Pristine fluids from a typical ridge-flank hydrothermal system have never been sampled, mainly because it has not been possible to locate a site of focused discharge where representative samples could be collected. The PIs have located a small basement feature, Dorado outcrop, on 23 m.y.-old seafloor on the eastern flank of the East Pacific Rise that they plan to sample to determine the fluid composition, and to assess the rate of discharge from the outcrop, so that they can quantify the chemical impact of this hydrothermal system. They plan an 18-day expedition that combines the surveying capabilities of the AUV Sentry (bathymetric, sub-bottom sonar, photo mosaics, water column anomalies) and an ocean-class vessel capable of collecting high-quality multi-beam data and CTD samples, and supporting the survey and sampling capabilities of the ROV Jason II for collection of spring and plume fluids, heat flow data, sediment push cores, and still and video photography. These data and samples will be combined hopefully to generate the first well-constrained estimates of hydrothermal flows from Dorado outcrop. This expedition will result in the collection of samples and data from a ?fire hose? of ridge-flank, hydrothermal system, challenging the commonly held view that discharge from ridge flank hydrothermal systems occurs primarily from diffuse seeps.
Broader Impacts Undergraduate and graduate students and a junior faculty member will gain experience by participating in this program.
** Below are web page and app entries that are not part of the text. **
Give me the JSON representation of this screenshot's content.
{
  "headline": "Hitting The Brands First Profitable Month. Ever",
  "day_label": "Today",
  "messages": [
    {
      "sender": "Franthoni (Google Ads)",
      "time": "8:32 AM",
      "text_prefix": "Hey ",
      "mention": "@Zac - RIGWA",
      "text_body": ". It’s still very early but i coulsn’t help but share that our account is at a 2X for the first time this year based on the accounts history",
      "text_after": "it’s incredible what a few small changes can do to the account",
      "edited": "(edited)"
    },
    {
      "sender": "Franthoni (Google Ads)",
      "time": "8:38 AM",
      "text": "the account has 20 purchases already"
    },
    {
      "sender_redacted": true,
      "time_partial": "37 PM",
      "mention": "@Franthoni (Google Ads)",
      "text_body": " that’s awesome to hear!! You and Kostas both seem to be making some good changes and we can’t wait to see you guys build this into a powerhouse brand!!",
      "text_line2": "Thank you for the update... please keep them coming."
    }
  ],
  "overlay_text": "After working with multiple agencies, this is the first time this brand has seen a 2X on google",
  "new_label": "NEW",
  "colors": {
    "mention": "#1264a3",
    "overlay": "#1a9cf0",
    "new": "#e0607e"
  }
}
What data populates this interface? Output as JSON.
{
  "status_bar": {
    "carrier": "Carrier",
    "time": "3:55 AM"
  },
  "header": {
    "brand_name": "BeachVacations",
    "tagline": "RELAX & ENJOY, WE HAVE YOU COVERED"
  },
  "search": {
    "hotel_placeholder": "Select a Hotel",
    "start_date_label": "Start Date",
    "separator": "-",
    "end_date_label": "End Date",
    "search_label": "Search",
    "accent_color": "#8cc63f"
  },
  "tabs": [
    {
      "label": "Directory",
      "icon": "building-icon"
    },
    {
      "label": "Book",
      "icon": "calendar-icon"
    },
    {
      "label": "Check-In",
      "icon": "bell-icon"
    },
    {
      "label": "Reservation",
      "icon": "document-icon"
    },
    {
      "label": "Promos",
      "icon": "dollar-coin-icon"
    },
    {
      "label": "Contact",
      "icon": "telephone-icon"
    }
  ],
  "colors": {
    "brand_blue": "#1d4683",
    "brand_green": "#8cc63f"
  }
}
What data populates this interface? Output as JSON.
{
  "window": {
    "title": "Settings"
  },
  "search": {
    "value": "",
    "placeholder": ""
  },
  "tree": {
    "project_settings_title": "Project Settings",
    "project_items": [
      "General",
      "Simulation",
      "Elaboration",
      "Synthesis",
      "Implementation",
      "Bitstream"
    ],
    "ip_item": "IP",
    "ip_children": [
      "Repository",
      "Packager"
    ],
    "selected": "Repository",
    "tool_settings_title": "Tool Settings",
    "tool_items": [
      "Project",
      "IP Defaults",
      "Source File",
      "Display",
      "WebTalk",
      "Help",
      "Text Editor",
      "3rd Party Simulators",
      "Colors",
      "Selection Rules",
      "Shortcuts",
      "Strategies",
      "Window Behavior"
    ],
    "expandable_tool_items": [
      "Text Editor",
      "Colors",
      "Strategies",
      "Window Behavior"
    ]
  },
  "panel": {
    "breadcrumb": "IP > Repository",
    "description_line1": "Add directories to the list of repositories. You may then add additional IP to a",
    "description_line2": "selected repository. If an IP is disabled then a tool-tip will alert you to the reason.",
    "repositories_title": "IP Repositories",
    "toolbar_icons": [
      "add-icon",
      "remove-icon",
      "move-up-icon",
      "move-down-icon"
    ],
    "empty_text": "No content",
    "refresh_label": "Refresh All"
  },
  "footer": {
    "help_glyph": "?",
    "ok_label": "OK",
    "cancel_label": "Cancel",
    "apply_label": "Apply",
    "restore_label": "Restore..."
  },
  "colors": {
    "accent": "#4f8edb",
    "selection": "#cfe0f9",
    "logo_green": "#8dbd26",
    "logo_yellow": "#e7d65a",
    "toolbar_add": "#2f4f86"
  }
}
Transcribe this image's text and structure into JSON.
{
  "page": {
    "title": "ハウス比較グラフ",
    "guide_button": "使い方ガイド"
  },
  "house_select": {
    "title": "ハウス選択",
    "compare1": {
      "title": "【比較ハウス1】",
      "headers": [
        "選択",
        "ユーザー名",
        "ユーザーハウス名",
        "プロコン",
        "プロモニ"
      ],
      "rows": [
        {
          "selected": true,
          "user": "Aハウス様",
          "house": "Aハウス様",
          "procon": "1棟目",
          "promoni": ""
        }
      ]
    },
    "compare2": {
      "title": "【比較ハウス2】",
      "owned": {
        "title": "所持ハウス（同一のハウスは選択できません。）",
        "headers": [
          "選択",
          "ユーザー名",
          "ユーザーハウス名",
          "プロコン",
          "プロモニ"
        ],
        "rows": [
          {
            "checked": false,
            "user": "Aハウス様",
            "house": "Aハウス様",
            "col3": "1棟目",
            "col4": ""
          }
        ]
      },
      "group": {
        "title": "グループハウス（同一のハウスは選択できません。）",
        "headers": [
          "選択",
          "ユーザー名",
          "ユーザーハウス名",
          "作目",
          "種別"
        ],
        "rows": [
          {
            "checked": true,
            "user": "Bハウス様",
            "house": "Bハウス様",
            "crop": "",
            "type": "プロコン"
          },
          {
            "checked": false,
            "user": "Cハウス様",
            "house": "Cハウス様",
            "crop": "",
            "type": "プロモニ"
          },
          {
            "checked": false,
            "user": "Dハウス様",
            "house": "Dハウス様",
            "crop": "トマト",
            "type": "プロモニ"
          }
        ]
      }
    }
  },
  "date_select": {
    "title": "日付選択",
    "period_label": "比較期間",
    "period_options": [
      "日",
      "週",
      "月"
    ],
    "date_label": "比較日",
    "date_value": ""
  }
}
Wheat and Hulme are developing hands-on science-technology packages to engage K-8 students during week-long learning opportunities that include three technology-based activities per grade level and meet national science, mathematics, and language arts standards.